Exercise directions: All of the records below are to be copied exactly.

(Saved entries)
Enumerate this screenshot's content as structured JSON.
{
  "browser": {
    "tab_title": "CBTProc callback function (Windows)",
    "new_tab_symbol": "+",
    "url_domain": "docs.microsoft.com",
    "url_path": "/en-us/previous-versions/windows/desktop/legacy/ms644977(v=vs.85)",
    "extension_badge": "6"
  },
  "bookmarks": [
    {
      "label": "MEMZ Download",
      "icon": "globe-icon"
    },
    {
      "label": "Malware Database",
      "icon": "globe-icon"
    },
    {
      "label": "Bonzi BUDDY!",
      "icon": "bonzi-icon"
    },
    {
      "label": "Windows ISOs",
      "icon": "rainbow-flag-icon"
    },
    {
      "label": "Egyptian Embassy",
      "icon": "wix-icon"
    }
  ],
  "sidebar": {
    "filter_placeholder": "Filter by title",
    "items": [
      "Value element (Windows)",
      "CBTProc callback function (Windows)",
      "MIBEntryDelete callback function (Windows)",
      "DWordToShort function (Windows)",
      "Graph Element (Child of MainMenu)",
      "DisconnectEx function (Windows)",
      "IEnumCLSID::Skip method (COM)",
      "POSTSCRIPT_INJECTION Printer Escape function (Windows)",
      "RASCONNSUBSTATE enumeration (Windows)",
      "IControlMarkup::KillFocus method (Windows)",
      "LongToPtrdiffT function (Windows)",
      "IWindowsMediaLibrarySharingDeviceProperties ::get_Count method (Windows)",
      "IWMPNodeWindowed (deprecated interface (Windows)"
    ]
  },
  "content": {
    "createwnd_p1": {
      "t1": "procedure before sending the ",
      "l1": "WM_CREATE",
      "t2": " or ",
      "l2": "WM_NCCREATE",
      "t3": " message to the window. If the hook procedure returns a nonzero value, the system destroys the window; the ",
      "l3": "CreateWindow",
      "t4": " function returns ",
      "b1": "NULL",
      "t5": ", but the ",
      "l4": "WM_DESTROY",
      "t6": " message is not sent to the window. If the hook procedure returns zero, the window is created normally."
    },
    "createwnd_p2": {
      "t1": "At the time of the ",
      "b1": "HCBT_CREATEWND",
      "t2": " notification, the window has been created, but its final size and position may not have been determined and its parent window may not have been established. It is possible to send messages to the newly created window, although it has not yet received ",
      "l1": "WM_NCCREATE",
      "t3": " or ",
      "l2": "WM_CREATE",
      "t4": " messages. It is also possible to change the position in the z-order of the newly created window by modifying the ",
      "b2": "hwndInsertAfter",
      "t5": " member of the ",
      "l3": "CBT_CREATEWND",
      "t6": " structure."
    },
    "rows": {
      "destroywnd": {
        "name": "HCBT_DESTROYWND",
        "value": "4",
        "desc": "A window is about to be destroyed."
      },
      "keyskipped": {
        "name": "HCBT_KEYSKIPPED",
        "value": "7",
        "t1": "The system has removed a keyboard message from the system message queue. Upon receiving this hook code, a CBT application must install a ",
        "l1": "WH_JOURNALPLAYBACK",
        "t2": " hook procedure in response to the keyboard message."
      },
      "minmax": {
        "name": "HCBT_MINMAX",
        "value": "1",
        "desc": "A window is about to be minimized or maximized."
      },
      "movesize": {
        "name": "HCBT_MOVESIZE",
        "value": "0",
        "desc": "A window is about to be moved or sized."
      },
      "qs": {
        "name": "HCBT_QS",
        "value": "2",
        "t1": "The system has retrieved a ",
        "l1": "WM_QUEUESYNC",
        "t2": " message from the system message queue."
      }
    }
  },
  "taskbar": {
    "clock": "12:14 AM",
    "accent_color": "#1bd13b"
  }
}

Output of the task:
Enumerate this screenshot's content as structured JSON.
{
  "browser": {
    "tab_title": "CBTProc callback function (Windows)",
    "new_tab_symbol": "+",
    "url_domain": "docs.microsoft.com",
    "url_path": "/en-us/previous-versions/windows/desktop/legacy/ms644977(v=vs.85)",
    "extension_badge": "6"
  },
  "bookmarks": [
    {
      "label": "MEMZ Download",
      "icon": "globe-icon"
    },
    {
      "label": "Malware Database",
      "icon": "globe-icon"
    },
    {
      "label": "Bonzi BUDDY!",
      "icon": "bonzi-icon"
    },
    {
      "label": "Windows ISOs",
      "icon": "rainbow-flag-icon"
    },
    {
      "label": "Egyptian Embassy",
      "icon": "wix-icon"
    }
  ],
  "sidebar": {
    "filter_placeholder": "Filter by title",
    "items": [
      "Value element (Windows)",
      "CBTProc callback function (Windows)",
      "MIBEntryDelete callback function (Windows)",
      "DWordToShort function (Windows)",
      "Graph Element (Child of MainMenu)",
      "DisconnectEx function (Windows)",
      "IEnumCLSID::Skip method (COM)",
      "POSTSCRIPT_INJECTION Printer Escape function (Windows)",
      "RASCONNSUBSTATE enumeration (Windows)",
      "IControlMarkup::KillFocus method (Windows)",
      "LongToPtrdiffT function (Windows)",
      "IWindowsMediaLibrarySharingDeviceProperties ::get_Count method (Windows)",
      "IWMPNodeWindowed (deprecated interface (Windows)"
    ]
  },
  "content": {
    "createwnd_p1": {
      "t1": "procedure before sending the ",
      "l1": "WM_CREATE",
      "t2": " or ",
      "l2": "WM_NCCREATE",
      "t3": " message to the window. If the hook procedure returns a nonzero value, the system destroys the window; the ",
      "l3": "CreateWindow",
      "t4": " function returns ",
      "b1": "NULL",
      "t5": ", but the ",
      "l4": "WM_DESTROY",
      "t6": " message is not sent to the window. If the hook procedure returns zero, the window is created normally."
    },
    "createwnd_p2": {
      "t1": "At the time of the ",
      "b1": "HCBT_CREATEWND",
      "t2": " notification, the window has been created, but its final size and position may not have been determined and its parent window may not have been established. It is possible to send messages to the newly created window, although it has not yet received ",
      "l1": "WM_NCCREATE",
      "t3": " or ",
      "l2": "WM_CREATE",
      "t4": " messages. It is also possible to change the position in the z-order of the newly created window by modifying the ",
      "b2": "hwndInsertAfter",
      "t5": " member of the ",
      "l3": "CBT_CREATEWND",
      "t6": " structure."
    },
    "rows": {
      "destroywnd": {
        "name": "HCBT_DESTROYWND",
        "value": "4",
        "desc": "A window is about to be destroyed."
      },
      "keyskipped": {
        "name": "HCBT_KEYSKIPPED",
        "value": "7",
        "t1": "The system has removed a keyboard message from the system message queue. Upon receiving this hook code, a CBT application must install a ",
        "l1": "WH_JOURNALPLAYBACK",
        "t2": " hook procedure in response to the keyboard message."
      },
      "minmax": {
        "name": "HCBT_MINMAX",
        "value": "1",
        "desc": "A window is about to be minimized or maximized."
      },
      "movesize": {
        "name": "HCBT_MOVESIZE",
        "value": "0",
        "desc": "A window is about to be moved or sized."
      },
      "qs": {
        "name": "HCBT_QS",
        "value": "2",
        "t1": "The system has retrieved a ",
        "l1": "WM_QUEUESYNC",
        "t2": " message from the system message queue."
      }
    }
  },
  "taskbar": {
    "clock": "12:14 AM",
    "accent_color": "#1bd13b"
  }
}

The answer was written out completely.